In addition, the Committee had concerns over the possible action of satavaptan on the heart, and on the potential activity of some of its metabolites (its breakdown products in the body).

Therefore, at the time of the withdrawal, the CHMP’s view was that a benefit of Aquilda had not been sufficiently demonstrated and any benefits did not outweigh the identified risks.

What were the reasons given by the company to withdraw the application?

The letter from the company notifying the EMEA of the withdrawal of the application is available under the tab 'All documents'.

What are the consequences of the withdrawal for patients undergoing clinical trials or compassionate use programmes with Aquilda?

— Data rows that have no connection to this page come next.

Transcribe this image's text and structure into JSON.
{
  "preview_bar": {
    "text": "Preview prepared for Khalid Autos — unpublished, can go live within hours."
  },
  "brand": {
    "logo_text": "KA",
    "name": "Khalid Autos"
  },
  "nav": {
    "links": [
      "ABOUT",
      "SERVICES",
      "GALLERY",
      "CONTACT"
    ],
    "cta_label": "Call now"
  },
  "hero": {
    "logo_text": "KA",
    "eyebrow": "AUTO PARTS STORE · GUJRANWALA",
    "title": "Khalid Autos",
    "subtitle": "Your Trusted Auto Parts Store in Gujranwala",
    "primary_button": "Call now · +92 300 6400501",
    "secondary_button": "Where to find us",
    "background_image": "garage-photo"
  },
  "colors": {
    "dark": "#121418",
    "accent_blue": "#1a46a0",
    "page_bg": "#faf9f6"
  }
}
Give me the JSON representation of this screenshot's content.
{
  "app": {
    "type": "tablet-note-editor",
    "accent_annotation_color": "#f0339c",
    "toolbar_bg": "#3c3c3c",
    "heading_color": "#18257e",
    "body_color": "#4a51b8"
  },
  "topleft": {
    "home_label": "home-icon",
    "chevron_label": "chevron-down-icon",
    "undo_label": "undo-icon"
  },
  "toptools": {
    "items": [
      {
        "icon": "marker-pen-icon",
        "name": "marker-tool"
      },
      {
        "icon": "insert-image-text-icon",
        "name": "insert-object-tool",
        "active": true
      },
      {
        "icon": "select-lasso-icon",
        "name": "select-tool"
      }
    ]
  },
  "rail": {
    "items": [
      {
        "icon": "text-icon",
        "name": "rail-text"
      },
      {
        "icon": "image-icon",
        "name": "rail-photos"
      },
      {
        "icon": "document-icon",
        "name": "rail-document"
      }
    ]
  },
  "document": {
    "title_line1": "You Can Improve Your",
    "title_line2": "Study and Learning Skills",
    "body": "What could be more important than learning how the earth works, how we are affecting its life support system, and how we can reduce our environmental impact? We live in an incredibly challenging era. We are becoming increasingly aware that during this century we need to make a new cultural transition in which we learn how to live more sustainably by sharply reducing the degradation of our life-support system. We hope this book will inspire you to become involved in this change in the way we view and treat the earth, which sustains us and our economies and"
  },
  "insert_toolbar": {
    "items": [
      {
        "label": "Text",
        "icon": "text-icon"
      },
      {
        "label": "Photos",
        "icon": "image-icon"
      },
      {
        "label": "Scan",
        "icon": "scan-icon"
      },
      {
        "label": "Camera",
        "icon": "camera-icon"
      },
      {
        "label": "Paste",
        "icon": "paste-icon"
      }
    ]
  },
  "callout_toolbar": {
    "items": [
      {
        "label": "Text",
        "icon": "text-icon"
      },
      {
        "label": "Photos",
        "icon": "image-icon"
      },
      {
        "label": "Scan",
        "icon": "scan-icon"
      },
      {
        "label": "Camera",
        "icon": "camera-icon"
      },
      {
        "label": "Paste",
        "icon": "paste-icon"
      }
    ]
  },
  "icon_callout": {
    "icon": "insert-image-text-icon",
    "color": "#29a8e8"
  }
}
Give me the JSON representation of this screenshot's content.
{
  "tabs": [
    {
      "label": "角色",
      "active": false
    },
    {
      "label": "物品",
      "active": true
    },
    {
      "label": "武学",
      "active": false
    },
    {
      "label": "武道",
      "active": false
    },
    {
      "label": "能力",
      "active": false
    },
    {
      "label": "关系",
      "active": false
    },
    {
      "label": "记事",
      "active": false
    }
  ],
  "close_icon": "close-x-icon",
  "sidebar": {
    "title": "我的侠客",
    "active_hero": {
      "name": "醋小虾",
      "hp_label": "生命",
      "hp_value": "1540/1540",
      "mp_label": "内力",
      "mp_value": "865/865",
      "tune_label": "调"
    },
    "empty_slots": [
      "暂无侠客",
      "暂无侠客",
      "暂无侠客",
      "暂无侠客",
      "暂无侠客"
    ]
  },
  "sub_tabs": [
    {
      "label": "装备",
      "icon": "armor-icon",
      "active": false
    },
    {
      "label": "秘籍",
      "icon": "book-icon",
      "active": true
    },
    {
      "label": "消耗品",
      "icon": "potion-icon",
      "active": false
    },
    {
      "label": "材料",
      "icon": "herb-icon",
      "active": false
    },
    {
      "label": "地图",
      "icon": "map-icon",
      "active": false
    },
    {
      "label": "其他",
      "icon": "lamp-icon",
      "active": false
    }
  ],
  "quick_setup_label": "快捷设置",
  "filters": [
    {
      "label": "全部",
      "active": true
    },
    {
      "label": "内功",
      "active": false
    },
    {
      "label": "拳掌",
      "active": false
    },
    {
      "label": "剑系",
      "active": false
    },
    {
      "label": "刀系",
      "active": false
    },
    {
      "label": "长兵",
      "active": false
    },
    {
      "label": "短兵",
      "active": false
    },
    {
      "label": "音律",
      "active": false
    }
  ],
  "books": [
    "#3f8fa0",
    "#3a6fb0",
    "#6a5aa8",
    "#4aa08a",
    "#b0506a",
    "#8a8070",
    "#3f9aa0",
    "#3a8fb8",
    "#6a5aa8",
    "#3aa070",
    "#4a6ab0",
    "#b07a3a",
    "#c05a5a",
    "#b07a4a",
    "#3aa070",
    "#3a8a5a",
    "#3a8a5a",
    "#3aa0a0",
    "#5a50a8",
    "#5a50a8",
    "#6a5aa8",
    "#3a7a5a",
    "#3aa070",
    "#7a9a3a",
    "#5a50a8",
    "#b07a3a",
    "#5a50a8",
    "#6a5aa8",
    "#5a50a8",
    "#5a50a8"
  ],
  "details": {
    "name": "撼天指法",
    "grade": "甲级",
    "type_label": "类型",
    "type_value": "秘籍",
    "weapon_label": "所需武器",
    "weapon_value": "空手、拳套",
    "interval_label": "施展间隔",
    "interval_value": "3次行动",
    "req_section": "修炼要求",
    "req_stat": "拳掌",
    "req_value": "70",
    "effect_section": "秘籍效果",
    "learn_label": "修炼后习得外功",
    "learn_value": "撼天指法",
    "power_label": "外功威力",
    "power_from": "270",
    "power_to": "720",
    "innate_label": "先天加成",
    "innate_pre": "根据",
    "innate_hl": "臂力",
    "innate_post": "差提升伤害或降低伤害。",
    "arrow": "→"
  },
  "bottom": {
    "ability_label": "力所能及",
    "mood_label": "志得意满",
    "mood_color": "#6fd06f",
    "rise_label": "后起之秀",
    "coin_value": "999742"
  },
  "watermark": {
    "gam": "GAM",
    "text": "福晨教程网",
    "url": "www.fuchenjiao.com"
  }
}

The company informed the CHMP that there are no consequences for patients currently included in clinical trials with Aquilda.

If you are in a clinical trial and need more information about your treatment, contact the doctor who is giving it to you.

Name Language First published Last updated
Questions and answers on the withdrawal of the marketing application for Aquilda (English only) 2008-06-09  

Press release

Sanofi-aventis withdraws its marketing authorisation application for Aquilda (satavaptan)

The European Medicines Agency (EMEA) has been formally notified by sanofi-aventis of its decision to withdraw the application for a centralised marketing authorisation for the medicine Aquilda (satavaptan) 5 and 25 mg film-coated tablets. Aquilda was intended to be used for the treatment of euvolaemic and hypervolaemic dilutional hyponatraemia, a metabolic condition in which the body’s blood sodium level falls below normal.

The application for marketing authorisation for Aquilda was submitted to the EMEA on 30 May 2007. At the time of the withdrawal it was under review by the Agency’s Committee for Medicinal Products for Human Use (CHMP).

In its official letter, the company stated that the withdrawal of Aquilda was based on the request of the CHMP for additional information on the therapeutic safety and efficacy of satavaptan. In the letter, the company informed that it is currently developing this information but that the results will not be available before 2009.

More information about Aquilda and the state of the scientific assessment at the time of withdrawal will be made available in a question-and-answer document. This document, together with the withdrawal letter from the company, will be published on the EMEA website in due course.

Note

  • Withdrawal of an application does not prejudice the possibility of a company making a new application at a later stage.
Name Language First published Last updated
Sanofi-aventis withdraws its marketing authorisation application for Aquilda (satavaptan) (English only) 2008-05-28  

Key facts

Product details for Aquilda
NameAquilda
Product numberEMEA/H/C/000873
Date of issue of marketing authorisation valid throughout the European Union (if applicable)
International non-proprietary name or common name

satavaptan

Active substancesatavaptan
Date of withdrawal23/05/2008
Company making the application

Sanofi-Aventis

Withdrawal typeInitial authorisation

All documents

Name Language First published Last updated
Withdrawal assessment report for Aquilda (English only) 2008-07-25  
Withdrawal letter : Aquilda (English only) 2008-05-23  
Questions and answers on the withdrawal of the marketing application for Aquilda (English only) 2008-06-09  
Sanofi-aventis withdraws its marketing authorisation application for Aquilda (satavaptan) (English only) 2008-05-28  

Related information on withdrawals

The question-and-answer (Q&A) document provides a summary of the CHMP's evaluation of the medicine at the time of the withdrawal of the application, and includes a link to the company's formal withdrawal letter.

An assessment report is published when the application is withdrawn after the first stage of the CHMP's evaluation is completed ('day 120').